The debate over the federal Constitution that raged from 1787 into 1788 was fought over a number of concerns, but none was more important than the divisions of power between the states and the federal government.
Not far below that was the concern about the power of the president. That founding debate is underlying our response to the current crisis.
The Articles of Confederation, often referred to as America’s “First Constitution,” were criticized for not centralizing enough power for government to be effective. The American Revolution was fought under that basic, decentralized structure, but it proved continuously frustrating to George Washington and those attempting to keep an effective army in the field.
The central government had no authority to raise taxes directly but had to rely on the states to raise and submit tax payments. There was no independent executive.
The advocates for the proposed Constitution, referred to as “The Federalists,” argued for a stronger central government, with powers enough to be effective in the core responsibilities of government.
The opponents, often called the “Anti-Federalists,” feared centralized power and advocated for a continually weak central government, favoring public authority to be wielded by the state governments who were closer to the people with more knowledge of local circumstances. Power exercised locally would be safer and more appropriate to the situation on the ground, they argued.
The COVID-19 crisis is playing out this founding debate again.
The Anti-Federalist elements are alive and well in our decentralized response. State governors are making decisions for their people with the best local knowledge available to them. The Trump administration is encouraging states to take the lead in caring for the health and safety of their citizens, as was intended by the structure of federalism built into the Constitution.
On the other hand, the president’s declaration of the state of emergency and the role being played by the Federal Emergency Management Agency (FEMA) and the U.S. Centers for Disease Control and Prevention (CDC) and the rest of the federal government is the kind of response the Federalists such as Alexander Hamilton and George Washington would’ve hoped for from the central government with adequate power.
In Federalist Paper No. 70, Hamilton argued that “energy in the executive is a leading character in the definition of good government.” The nationalization of part of our response is possible only because the Federalists won the argument for an energetic and efficient national government.

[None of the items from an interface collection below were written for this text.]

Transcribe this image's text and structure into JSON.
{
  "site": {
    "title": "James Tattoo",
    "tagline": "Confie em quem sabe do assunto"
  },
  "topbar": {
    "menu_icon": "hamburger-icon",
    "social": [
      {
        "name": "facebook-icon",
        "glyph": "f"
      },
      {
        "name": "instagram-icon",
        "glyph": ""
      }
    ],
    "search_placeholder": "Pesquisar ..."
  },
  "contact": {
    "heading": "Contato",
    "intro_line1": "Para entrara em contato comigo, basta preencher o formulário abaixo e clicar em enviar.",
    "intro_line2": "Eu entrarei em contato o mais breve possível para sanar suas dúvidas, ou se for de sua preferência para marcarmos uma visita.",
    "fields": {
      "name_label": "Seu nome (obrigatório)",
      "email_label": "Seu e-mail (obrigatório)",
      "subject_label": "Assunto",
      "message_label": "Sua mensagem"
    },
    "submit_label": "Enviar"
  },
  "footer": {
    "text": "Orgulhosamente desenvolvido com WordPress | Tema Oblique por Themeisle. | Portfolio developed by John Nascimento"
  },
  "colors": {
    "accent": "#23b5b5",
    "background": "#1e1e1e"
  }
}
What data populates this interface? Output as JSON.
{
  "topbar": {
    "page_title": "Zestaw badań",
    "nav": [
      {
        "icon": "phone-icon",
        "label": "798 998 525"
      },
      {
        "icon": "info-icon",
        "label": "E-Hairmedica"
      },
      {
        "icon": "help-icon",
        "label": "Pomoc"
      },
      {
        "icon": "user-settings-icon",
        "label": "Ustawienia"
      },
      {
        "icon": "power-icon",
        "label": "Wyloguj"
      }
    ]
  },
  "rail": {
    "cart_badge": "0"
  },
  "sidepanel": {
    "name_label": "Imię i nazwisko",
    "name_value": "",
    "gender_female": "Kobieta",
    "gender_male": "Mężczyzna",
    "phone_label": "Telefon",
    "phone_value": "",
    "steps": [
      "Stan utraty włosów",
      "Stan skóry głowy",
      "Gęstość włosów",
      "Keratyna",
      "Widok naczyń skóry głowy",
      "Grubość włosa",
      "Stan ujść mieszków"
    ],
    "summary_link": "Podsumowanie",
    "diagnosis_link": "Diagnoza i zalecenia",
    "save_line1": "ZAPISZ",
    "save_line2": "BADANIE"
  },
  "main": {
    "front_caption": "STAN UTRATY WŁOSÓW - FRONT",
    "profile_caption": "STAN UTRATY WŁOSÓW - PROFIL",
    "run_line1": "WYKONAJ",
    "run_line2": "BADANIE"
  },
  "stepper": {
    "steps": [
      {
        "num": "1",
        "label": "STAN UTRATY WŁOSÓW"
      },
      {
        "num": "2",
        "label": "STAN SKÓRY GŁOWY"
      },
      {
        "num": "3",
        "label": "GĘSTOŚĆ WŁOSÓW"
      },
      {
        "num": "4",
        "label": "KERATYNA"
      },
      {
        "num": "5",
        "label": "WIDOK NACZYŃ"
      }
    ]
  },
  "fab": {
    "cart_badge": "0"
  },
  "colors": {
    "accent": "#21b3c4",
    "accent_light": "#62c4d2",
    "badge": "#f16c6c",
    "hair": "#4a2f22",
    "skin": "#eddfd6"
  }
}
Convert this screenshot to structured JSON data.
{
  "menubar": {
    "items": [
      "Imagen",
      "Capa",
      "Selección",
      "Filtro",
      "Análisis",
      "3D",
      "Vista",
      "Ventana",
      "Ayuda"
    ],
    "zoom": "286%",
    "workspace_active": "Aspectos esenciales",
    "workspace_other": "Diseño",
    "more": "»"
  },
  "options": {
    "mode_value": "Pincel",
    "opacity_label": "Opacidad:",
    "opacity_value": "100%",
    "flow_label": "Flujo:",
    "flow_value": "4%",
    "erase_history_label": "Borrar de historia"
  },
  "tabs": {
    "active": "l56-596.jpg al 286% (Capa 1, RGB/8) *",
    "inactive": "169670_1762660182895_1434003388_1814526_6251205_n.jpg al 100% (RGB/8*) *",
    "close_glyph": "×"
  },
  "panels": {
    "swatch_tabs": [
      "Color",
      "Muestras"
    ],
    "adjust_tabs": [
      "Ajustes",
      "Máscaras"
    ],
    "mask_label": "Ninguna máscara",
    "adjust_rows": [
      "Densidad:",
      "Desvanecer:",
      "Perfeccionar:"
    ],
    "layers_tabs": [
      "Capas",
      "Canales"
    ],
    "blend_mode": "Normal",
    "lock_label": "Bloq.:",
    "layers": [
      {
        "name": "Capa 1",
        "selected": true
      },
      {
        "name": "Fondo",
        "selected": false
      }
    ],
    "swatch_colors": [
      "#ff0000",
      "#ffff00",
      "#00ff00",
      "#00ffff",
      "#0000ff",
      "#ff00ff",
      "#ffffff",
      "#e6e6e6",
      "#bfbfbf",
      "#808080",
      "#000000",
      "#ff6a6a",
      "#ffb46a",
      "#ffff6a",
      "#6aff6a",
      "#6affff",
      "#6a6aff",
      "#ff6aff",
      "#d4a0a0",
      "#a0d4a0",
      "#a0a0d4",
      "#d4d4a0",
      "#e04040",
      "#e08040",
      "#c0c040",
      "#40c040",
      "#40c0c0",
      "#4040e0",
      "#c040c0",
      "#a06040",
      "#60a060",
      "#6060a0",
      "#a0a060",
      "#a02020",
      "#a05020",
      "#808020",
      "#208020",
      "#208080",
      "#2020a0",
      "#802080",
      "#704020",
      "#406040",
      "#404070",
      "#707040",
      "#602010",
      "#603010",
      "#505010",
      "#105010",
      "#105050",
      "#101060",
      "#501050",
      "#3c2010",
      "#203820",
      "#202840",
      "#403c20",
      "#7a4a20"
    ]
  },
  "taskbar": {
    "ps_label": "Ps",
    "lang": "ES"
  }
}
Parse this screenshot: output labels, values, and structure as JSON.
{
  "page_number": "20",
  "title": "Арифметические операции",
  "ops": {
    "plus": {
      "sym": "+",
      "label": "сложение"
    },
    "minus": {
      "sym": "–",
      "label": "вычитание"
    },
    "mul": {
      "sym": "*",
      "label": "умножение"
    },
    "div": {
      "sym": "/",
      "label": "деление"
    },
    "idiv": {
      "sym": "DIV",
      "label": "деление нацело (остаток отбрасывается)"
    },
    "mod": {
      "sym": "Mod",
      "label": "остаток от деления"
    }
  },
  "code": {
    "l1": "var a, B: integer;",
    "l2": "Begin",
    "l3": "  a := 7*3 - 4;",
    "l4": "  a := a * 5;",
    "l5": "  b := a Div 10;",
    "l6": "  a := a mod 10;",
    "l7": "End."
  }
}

As we move forward through these perilous times, it’s important that we recognize this ingenious balance at the heart of our constitutional system.
There are those calling for ever-more centralized responses and ever-more central control. In nearly every press conference, at least one reporter asks why the federal government hasn’t made its basic recommendations into nationwide orders. Someone regularly asks why the president hasn’t exercised the emergency powers he put onto the table, and someone else challenges the president to use government force against companies to compel them to manufacture medical supplies.
In this critical time, let’s not forget a couple of core principles that inform our constitutional order and that inspired the great debate during 1787–1788 that has shaped the United States since.
First, decisions are best made by private citizens on the free market during most circumstances. When pundits demand the president engage the power of government to force corporations to produce products, even though the administration gives evidence that private companies are voluntarily stepping up, they have lost track of this essential value.
Most of the time, the free market works. Free decisions will lead to necessary products being produced and to them being distributed where they are most needed. Only when the market and freedom fail, should the government step in with force.
Second, when governmental decisions need to be made, they should be made by the level that has the most local information and is in most direct contact with the people affected. This is the structure built into the system—health and safety are primarily the responsibility of the states. The governors have stepped up and are leading with strength and resolve. Only out of absolute necessity should the administration make edicts for the entire nation.
Third, this is one of those moments in national life when Hamilton’s wisdom becomes apparent. In times like these, we need energy in the executive to coordinate natural resources and act decisively. We must be careful on this one, with executive power being so prone to abuse, and must ensure that whatever extraordinary actions are taken during such a crisis do not become routine.
The United States is in a perilous time and our Constitution is steering us through it. In many ways, we are living through a “Federalist Moment,” when the wisdom of the Constitution as it balanced power and levels of governmental authority can be seen clearly.
We must all keep this history, these values, and our Constitution’s requirements in mind as we make our way through the challenges ahead.
Gary L. Gregg is director of the McConnell Center at the University of Louisville and host of the podcast Vital Remnants.
Views expressed in this article are the opinions of the author and do not necessarily reflect the views of The Epoch Times.